Pouring bowls by BTU Studio, image by David Pauley/The Studio

Also at London Design Festival, the Design and Crafts Council of Ireland continued its presence at one of the festival's key trade shows, Tent. 2015's edition saw Ó, an exhibition of a range of design-led craft from around Ireland, attract thousands of visitors during its four-day showing. As part of that, BTU Studio showed some of its 2015 collection, including functional vessels combining simple forms with patterns created using white and clear canes, some regular, some more chaotic, all of them appealing and usable (pouring bowls pictured above). BTU has been releasing functional collections for a number of years now, each one developing from the last, becoming more and more refined in terms of form and pattern.

'Empire' series by Rothschild & Bickers

Unlike J. Hill's Standard, where design and making are separate (though closely tied) activities, BTU's work is all designed and made by Andrea Spencer and Scott Benefield in their studio in Randalstown, Northern Ireland. Also combining design and production is Rothschild & Bickers, the Hertford studio of Irish-born Victoria Rothschild and her partner Mark Bickers. A long-established producer of functional glassware, specialised in lighting, 2015 saw the presentation of their 'Empire' range of lights as part of Liminal, ID2015's flagship exhibition. The 'Empire' range (above) might be one of Rothschild & Bicker's most stripped-back projects, taking their usual elements of transparent glass shades encasing filament bulbs and reducing them to their most essential to place the emphasis on their elegant metal finishes. Liminal opened at Milan's Salone del Mobile in April and toured to New York Now and Dutch Design Week in Eindhoven before finishing its tour – and closing ID2015 – in Dublin at the end of the year.

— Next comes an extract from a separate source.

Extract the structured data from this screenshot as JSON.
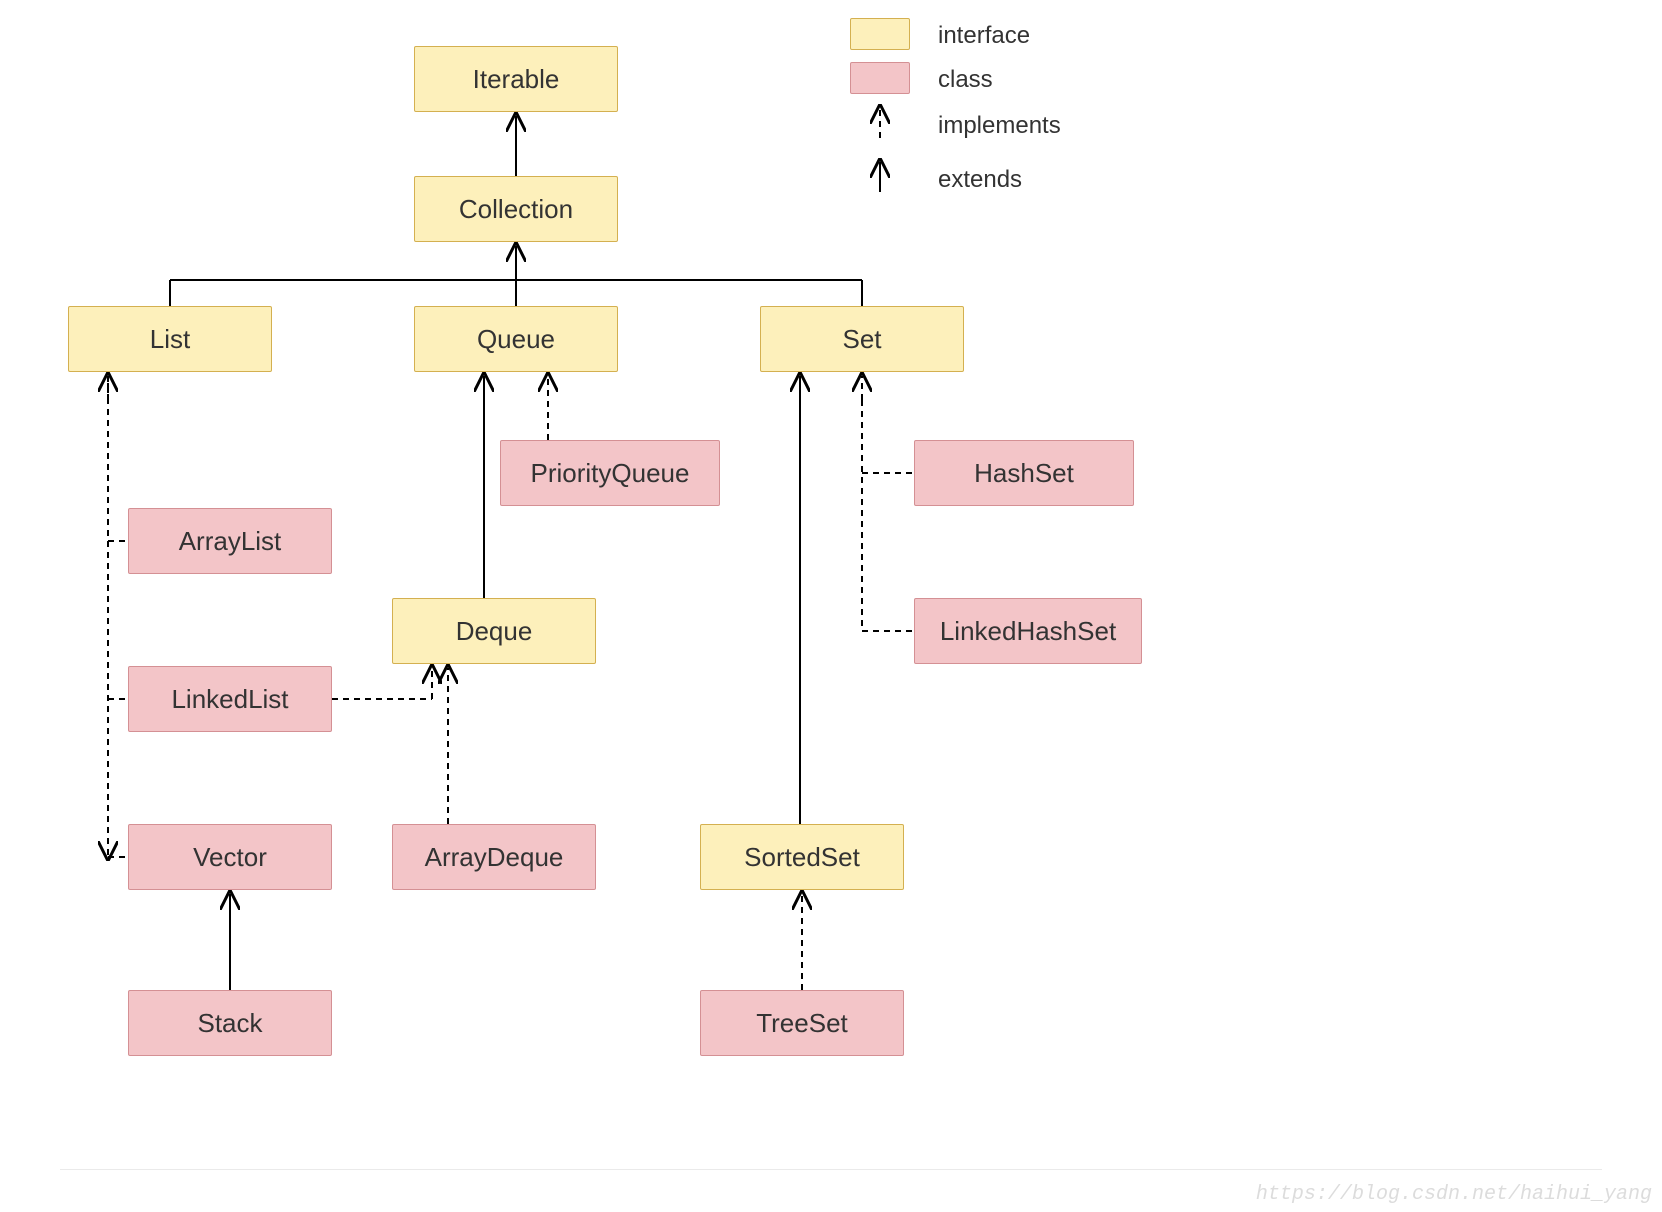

But now that that's all over, what next? Arguably, ID2015 will only be a true success if there is not one year of Irish design, but many. Design in Ireland - and indeed glass in Ireland - can't develop unless it is something we continue to pay attention to, continue to promote, and continue to value. I'm writing this in Copenhagen, the Scandinavian city where every year is a year of design, and where glass is a celebrated design discipline. It can be in Ireland too, but its success will lie in the efforts to educate, promote and present from 2016 onwards. This should not be the end of a year of Irish design, but the start of a new Irish design era.

The Glass Society of Ireland's second annual journal is available to buy now.

Images 1&2 | 3 | 4 | 5